Excerpt: Posted by The Happy Tutor From a review by Rebbeca Bushnell of Paul F. Grendler, The Universities of the Italian Renaissance (Baltimore, MD: Johns Hopkins University Press, 2002), 592 pp. Some people think of universities as intellectual fairylands, se...
Weblog: Wealth Bondage
Tracked: September 18, 2005 09:57 PM The Freedom of Profs, Prostitutes, Philanthropists and Think Tank Thinkers
Excerpt: Posted by The Happy Tutor From a review by Rebbeca Bushnell of Paul F. Grendler, The Universities of the Italian Renaissance (Baltimore, MD: Johns Hopkins University Press, 2002), 592 pp. Some people think of universities as intellectual fairylands, se...
Weblog: Wealth Bondage
Tracked: September 18, 2005 10:03 PM Harry Belafonte
Excerpt: For those of you fortunate enough to be in the Cleveland area, Harry Belafonte has been invited by the University...
Weblog: Mano Singham's Web Journal
Tracked: February 6, 2006 09:01 AM

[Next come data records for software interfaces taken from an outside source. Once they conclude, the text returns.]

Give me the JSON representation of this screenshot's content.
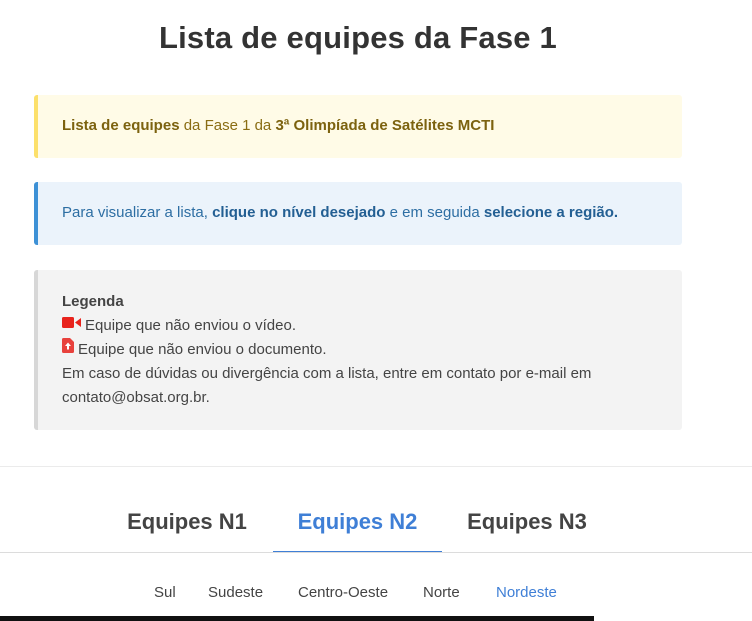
{
  "page": {
    "title": "Lista de equipes da Fase 1"
  },
  "notice": {
    "bold1": "Lista de equipes",
    "text1": " da Fase 1 da ",
    "bold2": "3ª Olimpíada de Satélites MCTI"
  },
  "info": {
    "text1": "Para visualizar a lista, ",
    "bold1": "clique no nível desejado",
    "text2": " e em seguida ",
    "bold2": "selecione a região."
  },
  "legend": {
    "heading": "Legenda",
    "video_item": "Equipe que não enviou o vídeo.",
    "document_item": "Equipe que não enviou o documento.",
    "contact_line1": "Em caso de dúvidas ou divergência com a lista, entre em contato por e-mail em",
    "contact_line2": "contato@obsat.org.br.",
    "video_icon": "video-camera-icon",
    "document_icon": "file-upload-icon",
    "icon_colors": {
      "video": "#e8231c",
      "document": "#e8413c"
    }
  },
  "tabs": [
    {
      "label": "Equipes N1",
      "active": false
    },
    {
      "label": "Equipes N2",
      "active": true
    },
    {
      "label": "Equipes N3",
      "active": false
    }
  ],
  "regions": [
    {
      "label": "Sul",
      "active": false
    },
    {
      "label": "Sudeste",
      "active": false
    },
    {
      "label": "Centro-Oeste",
      "active": false
    },
    {
      "label": "Norte",
      "active": false
    },
    {
      "label": "Nordeste",
      "active": true
    }
  ],
  "colors": {
    "accent": "#3f7fd6",
    "warning_border": "#fce06b",
    "info_border": "#3d91d6"
  }
}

Comments

Mano, as you have argued that Horowitz attacks academics because of his jealously of their freedom, one could argue that you attack Horowitz because of your jealousy for his income. Perhaps neither argument is well founded?

Posted by on May 5, 2005 04:58 PM

Although there seem to be interesting developments in the ability to read people's minds it is nowhere close enough to unabiguously determine people's motivations. So the best we can do is to make inferences, based on external evidence. Of course, such inferences are never certain and one can only aim at plausibility.

In the case of Horowitz, his desire for academic recognition is expressed repeatedly (see the Chronicle article and Micheal Berube's blog entry.) He complains that he is not invited to teach courses, to give lectures to classes, that his books are not required readings, that he should be the chair of departments at prestigious universities, etc.

But you will never find any sign that I have sought to make a lot of money because that has never been an important issue for me. All academics know from the outset that, although they will not be poor, they will never make a lot of money either, despite the fact that it is very hard to get academic jobs. You have to get a PhD and the competition for these jobs is fierce.

All my classmates who wanted to be really rich chose to go into the private sector, and I am happy for them. The things that I (and most academics) enjoy doing (reading, researching, writing, and thinking) require little money.

Frankly, I make more than enough to meet the needs of my modest lifestyle and I really enjoy my work. What more could I possibly want in terms of my job?

Posted by Mano Singham on May 6, 2005 11:46 AM

Mano,
I've been reading the right wing blogs, and I ran into the case of Scott McConnell, who was supposedly expelled from Le Moyne College for writing an "A-" paper advocating the use of corporal punishment in the classroom. Some Pundits are calling this a 'typical' example of liberal censorship in the collegic atmosphere (David Limbaugh and the FIRE group being two of them). My guess is that McConnell's termination is an outlier action taken by an anonymous university, but I can't find any statements from Le Moyne administrators about the termination of McConnel's graduate career, only pundit reviews of the situation. Since this is exactly the kind of thing Horowitz feeds on, I wonder if you've heard about this?
Thank you,
Gregory Sutton

Posted by Gregory Sutton on May 17, 2005 02:34 PM

I was not aware of this case but tried to look it up. Le Moyne is a Jesuit college in Syracuse, New York. Apparently the suit by McConnell was filed on May 5th.

If a legal case has been filed, then there will be the discovery process in which the relevant information will come out.

I tend to be a little wary of initial press releases and news reports on things like this, because they are always being pushed by people who have taken one side or the other. Once the actual documentation is released, then outsiders like us can better judge what is going on.

Posted by Mano Singham on May 18, 2005 11:14 AM